LONDON (Reuters) - State-backed Royal Bank of Scotland (RBS.L) has set aside 400 million pounds ($640 million) to cover potential fines for manipulating currency markets and warned further charges for past misconduct would continue to hit its profits.
RBS, 80 percent-owned by the British government following a 45 billion pound bailout during the financial crisis of 2007 to 2009, on Friday joined other big rivals in signaling it is close to agreeing settlements over alleged manipulation of the $5.3 trillion-a-day foreign exchange market.
The forex manipulation, revealed after banks were already under scrutiny for profiteering in the setting of benchmark lending rates such as Libor, relates to daily fixing rates which traders are alleged to have manipulated to suit their own market positions.
RBS also faces a number of other probes relating to past misdeeds which threaten to undermine its turnaround under Chief Executive Ross McEwan, who has steered the bank back into profit this year after it made a loss of 8.2 billion pounds in 2013.
“We are actively managing down a slate of significant legacy issues. This includes significant conduct and litigation issues that will continue to hit our profits in the quarters ahead,” McEwan told reporters on Friday.
RBS is being investigated by regulators looking into its selling of bonds backed by residential mortgages in the United States and its treatment of struggling small British firms. The bank is also expected to be fined by British financial regulators for an IT failure two years ago which left customers without access to their bank accounts.
In addition, RBS faces a mounting bill to compensate customers mis-sold loan insurance. It set aside another 100 million pounds to deal with the matter on Friday, taking its total bill to 3.3 billion pounds.
RBS is one of six banks in talks with UK regulators on a deal that would involve them paying about 1.5 billion pounds in a group settlement in relation to alleged forex manipulation, sources have said. They said a deal could come in mid-November and U.S. regulators were also working on a group settlement.
McEwan said RBS would not pay a dividend until it has more clarity over future misconduct charges and has substantially strengthened its capital position, potentially making it more difficult for the government to start selling its shares.
“I don’t think we should be thinking about dividends until we’ve got a really good capital build and seen some of the bumps in the road out of the way,” he said.
RBS increased its core Tier 1 capital ratio by 70 basis points to 10.8 percent during the third quarter and its leverage ratio improved by 20 basis points to 3.9 percent. The bank has set a target of holding core Tier 1 capital of more than 12 percent by the end of 2016.
“There’s no way we will be paying a dividend until we get ourselves well in advance of that 12 percent target,” McEwan said.
Britain’s financial regulator expects banks to hold an absolute minimum of 7 percent core capital. However, investors generally expect a ratio of at least 10 percent.

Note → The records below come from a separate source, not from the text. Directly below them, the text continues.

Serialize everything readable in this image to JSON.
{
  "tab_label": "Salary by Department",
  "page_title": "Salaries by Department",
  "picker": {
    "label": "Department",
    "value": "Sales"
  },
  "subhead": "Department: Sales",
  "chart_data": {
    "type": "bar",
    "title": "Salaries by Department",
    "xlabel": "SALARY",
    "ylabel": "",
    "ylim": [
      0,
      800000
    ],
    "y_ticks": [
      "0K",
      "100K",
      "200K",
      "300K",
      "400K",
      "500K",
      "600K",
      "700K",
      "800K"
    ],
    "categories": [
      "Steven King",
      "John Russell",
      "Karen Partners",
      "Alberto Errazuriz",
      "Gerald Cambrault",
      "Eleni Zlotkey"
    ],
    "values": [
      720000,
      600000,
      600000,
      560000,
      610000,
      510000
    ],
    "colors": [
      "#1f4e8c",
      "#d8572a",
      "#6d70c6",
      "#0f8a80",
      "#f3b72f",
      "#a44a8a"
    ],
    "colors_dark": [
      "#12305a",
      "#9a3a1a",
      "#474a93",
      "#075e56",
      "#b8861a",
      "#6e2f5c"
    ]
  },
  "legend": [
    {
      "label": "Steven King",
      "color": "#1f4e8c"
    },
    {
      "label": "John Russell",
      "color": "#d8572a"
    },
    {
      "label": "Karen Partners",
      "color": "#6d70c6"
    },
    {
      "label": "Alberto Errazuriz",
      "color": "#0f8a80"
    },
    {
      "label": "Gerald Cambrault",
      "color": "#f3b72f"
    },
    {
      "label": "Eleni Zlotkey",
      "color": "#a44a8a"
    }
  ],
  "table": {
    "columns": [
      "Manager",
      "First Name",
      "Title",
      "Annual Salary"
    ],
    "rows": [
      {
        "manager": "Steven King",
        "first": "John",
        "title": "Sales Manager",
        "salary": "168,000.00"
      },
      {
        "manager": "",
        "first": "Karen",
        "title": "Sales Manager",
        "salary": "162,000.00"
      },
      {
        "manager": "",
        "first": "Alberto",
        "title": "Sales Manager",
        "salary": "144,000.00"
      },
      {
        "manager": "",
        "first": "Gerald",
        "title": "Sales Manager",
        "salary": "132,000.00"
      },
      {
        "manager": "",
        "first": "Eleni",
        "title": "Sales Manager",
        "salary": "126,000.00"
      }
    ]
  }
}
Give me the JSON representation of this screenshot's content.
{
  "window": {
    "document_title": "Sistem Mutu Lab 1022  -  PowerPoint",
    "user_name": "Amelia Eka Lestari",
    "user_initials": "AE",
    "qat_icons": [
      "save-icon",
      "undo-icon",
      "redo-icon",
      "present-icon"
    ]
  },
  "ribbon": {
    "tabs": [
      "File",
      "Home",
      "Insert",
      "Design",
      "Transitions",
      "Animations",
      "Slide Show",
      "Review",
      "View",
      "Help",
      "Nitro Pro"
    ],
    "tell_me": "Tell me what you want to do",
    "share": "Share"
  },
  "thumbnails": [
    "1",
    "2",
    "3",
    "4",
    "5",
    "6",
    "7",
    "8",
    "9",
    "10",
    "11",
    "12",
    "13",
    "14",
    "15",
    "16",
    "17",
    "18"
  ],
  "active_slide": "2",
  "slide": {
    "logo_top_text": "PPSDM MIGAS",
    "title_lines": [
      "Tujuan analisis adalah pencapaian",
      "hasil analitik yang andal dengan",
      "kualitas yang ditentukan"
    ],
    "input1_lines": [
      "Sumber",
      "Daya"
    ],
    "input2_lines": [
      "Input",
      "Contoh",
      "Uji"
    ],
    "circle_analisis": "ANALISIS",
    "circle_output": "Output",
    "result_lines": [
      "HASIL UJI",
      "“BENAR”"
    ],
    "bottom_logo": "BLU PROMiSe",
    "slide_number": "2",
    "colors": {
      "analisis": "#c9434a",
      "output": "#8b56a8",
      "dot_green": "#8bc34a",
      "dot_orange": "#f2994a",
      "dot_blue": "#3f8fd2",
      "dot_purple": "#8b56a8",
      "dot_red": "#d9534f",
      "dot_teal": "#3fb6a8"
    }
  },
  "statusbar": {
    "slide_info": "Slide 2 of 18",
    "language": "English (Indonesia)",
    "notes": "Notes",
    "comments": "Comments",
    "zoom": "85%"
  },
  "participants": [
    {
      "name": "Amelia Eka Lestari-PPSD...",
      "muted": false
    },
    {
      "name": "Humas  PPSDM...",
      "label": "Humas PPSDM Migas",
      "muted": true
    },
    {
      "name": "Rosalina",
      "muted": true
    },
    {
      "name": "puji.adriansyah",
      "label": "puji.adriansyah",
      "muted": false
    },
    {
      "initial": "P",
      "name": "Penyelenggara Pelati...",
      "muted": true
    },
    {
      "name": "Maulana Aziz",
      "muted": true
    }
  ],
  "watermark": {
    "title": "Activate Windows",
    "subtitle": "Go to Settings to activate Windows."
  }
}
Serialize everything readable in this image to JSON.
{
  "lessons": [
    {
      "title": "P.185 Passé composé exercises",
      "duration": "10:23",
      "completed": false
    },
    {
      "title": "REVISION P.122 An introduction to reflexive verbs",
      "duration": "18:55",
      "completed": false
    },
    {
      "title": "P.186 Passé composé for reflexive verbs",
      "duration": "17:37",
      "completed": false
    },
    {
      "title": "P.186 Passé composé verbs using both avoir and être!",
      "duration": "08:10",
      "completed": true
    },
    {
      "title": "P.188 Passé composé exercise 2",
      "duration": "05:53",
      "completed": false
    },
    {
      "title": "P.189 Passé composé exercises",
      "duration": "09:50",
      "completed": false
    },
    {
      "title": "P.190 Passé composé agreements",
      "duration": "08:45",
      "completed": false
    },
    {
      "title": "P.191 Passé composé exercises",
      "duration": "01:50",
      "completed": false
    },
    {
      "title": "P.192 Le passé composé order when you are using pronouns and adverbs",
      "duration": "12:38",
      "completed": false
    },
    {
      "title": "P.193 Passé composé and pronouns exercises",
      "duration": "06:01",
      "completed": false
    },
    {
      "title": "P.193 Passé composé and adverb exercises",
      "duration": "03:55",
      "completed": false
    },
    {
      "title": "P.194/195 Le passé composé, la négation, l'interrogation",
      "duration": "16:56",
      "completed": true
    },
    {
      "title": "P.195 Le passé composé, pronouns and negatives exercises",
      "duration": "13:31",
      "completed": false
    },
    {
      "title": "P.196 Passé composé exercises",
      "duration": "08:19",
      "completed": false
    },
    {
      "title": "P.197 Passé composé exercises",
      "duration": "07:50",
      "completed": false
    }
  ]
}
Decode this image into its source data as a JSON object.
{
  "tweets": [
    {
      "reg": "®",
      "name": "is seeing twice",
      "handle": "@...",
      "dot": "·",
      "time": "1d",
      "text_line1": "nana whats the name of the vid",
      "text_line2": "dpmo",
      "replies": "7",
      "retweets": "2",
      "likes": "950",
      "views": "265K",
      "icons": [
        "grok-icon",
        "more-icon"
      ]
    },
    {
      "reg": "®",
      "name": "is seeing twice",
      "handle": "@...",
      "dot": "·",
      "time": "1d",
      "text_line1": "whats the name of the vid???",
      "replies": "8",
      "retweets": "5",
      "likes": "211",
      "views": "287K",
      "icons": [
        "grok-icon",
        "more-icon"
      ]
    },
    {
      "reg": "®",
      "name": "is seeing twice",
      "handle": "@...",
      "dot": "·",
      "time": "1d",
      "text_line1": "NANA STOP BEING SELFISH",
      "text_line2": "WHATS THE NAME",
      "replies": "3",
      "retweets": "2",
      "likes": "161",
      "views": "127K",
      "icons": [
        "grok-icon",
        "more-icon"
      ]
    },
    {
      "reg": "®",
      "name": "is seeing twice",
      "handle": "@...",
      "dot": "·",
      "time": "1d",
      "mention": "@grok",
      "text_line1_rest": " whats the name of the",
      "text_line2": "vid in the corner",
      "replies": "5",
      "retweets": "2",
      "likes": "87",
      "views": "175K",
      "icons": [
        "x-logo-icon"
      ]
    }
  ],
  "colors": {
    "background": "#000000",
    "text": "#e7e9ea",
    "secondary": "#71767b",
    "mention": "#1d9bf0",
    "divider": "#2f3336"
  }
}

The Bank of England is expected to impose a tougher leverage ratio than the current 3 percent requirement on UK banks later on Friday. It is expected to require banks to hold between 4 and 5 percent, meaning they can lend between 20 and 25 pounds for each pound of capital held in reserve.
RBS said it made a third-quarter pretax profit of 1.3 billion pounds, compared with a loss of 634 million the year before. That was ahead of an average analyst forecast of 1.1 billion compiled by the bank.
An economic revival in Britain and Ireland has enabled RBS to recover debts it had written off. The bank had a net release of previously written-off loans of 801 million pounds during the quarter, ahead of an average forecast of 590 million.
RBS’s corporate and institutional banking arm slumped to a loss of 557 million pounds, compared with an 18 million loss a year ago. That reflected charges of 562 million pounds for misconduct, including 400 million for forex fines.
The division, which is being shrunk and focusing on less risky areas, also had significantly lower income, RBS said.
Shares in RBS, which have risen by more than a quarter in the past six months, were up 4.3 percent at 7.45 a.m. EDT. They rose as high as 381.6 pence, their highest in 12 months.
“The build in capital is strong notwithstanding substantial conduct and restructuring provisions,” said Deutsche Bank analyst Jason Napier.
RBS said it had decided to keep Ulster Bank, having carried out a review of the business which could have resulted in it being sold off. McEwan said the unit could deliver attractive shareholders returns in future.
Like other British banks, RBS is closing branches in response to customers choosing to bank online instead. It has seen a 30 percent drop in branch transactions since 2010.
McEwan said RBS had already closed 102 branches this year and expects 154 to have shut by the end of 2014, the equivalent of 5 percent of its network.
Editing by David Holmes and Pravin Char